The Central Processing Unit will impact the efficiency of your machine. Intel has set the standard for the processor and most other laptops can be compared. Intel provides the Core i3, I5, i7 and soon the i9. AMD has also provided strong options. If you want the best processor, then look for the newest ones. It continues to be a competitive market and as processors improve, software and applications update accordingly.


AMD and NVIDIA cover this market primarily. Graphics cards are usually built into the motherboard on the laptop. The latest NVIDIA technology includes the RTX 2060-2080, also releasing the Max-Q designed for high performance and reduced temperatures on the laptop. If you are into graphics, you know the significance of computer temperature. AMD uses an Accelerated Processing Unit (APU). They can be extremely powerful and efficient.


As mentioned, this is essentially the short-term memory of the computer to handle running various programs. If you only have one or two programs open at a time. Then 8GB of RAM is a good place to target. However, if you are a multitasker and always have lots of applications open, targeting 16GB of RAM will likely suit you better.


How you use your computer will determine how much storage you need. Do you need to store lots of images and videos?  Then you need to ensure you have high amounts of storage available. This would be easily handled by a standard Hard Drive, unless speed of accessing those is extremely important.  If speed is important or you plan to have many robust software applications running, then you want to focus on having an SSD which stores and accesses extremely fast. For example, if you are building complex spreadsheet models with VBA in the background, then an SSD is going to benefit your process.


We discussed the different ports earlier; evaluate how you will be using your laptop. Is it simply to hook up a keyboard and mouse? Or will you need to connect to external systems for presentations or external devices?  Once you know these answers then you can ensure the ports provided will meet your needs.

Future of Laptops

As all of the features highlighted by different organizations have become expected, we continue to see the Laptop an essential tool. Where desktops will only stay on the…desktop….and be used…at the desk, laptops provide the feel of a desktop, when hooked to a docking station with multiple screens, and the portability and flexibility needed to take an abundance of information with you wherever you go.

As we have recently seen in the worldwide changes, the need to work remotely has not only been required but has also been possible. While for years organizations where dealing with remote work on a philosophical level, when it came to remote work to survive, it has proven to be effective.
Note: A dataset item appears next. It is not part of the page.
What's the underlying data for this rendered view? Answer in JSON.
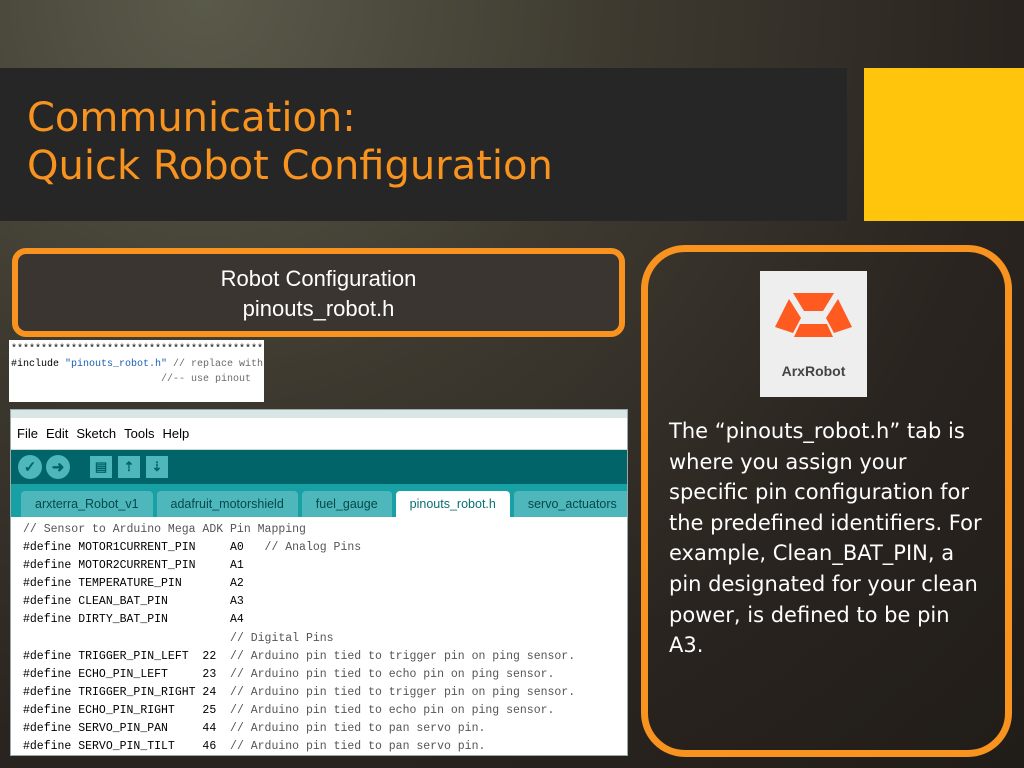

Effective to the point that many organizations, like Twitter, announced they would have a permanently remote work environment. The dollars that are saved by not having to travel overseas to give a presentation, or look at someone’s system, or make a new sale speak for themselves.

What is currently mainstay in the business world, such as the use of robust systems like Azure powering Windows, will carry into the consumer market. Google is already moving this direction with Chromebooks, now being used across the world with schools learning to function remotely when needed.

5G has yet to see its ultimate impact in providing reliable fast speeds beyond what we typically have access to. In addition projects like Starlink satellites that are poised to provide internet access in the most remote parts of the world will connect everyone at a faster and faster pace.

Look for laptops to continue to enhance size, weight, and durability all while improving speed, storage, access, and efficiency.  Artificial Intelligence (AI) will also continue to enhance as more and more of our world can be learned and controlled by these mighty processors of information.


Laptops have certainly changed the way we do business and interact with the world around us. The market is still incredibly competitive which is great for consumers.  The basic components will not change in terms of the need but will be continually enhanced or replaced as better technology comes into play.  Knowing the basic functionality of a laptop and the uses of the various parts will benefit anyone in building, buying, or using a laptop. You are certain to find exactly what you need.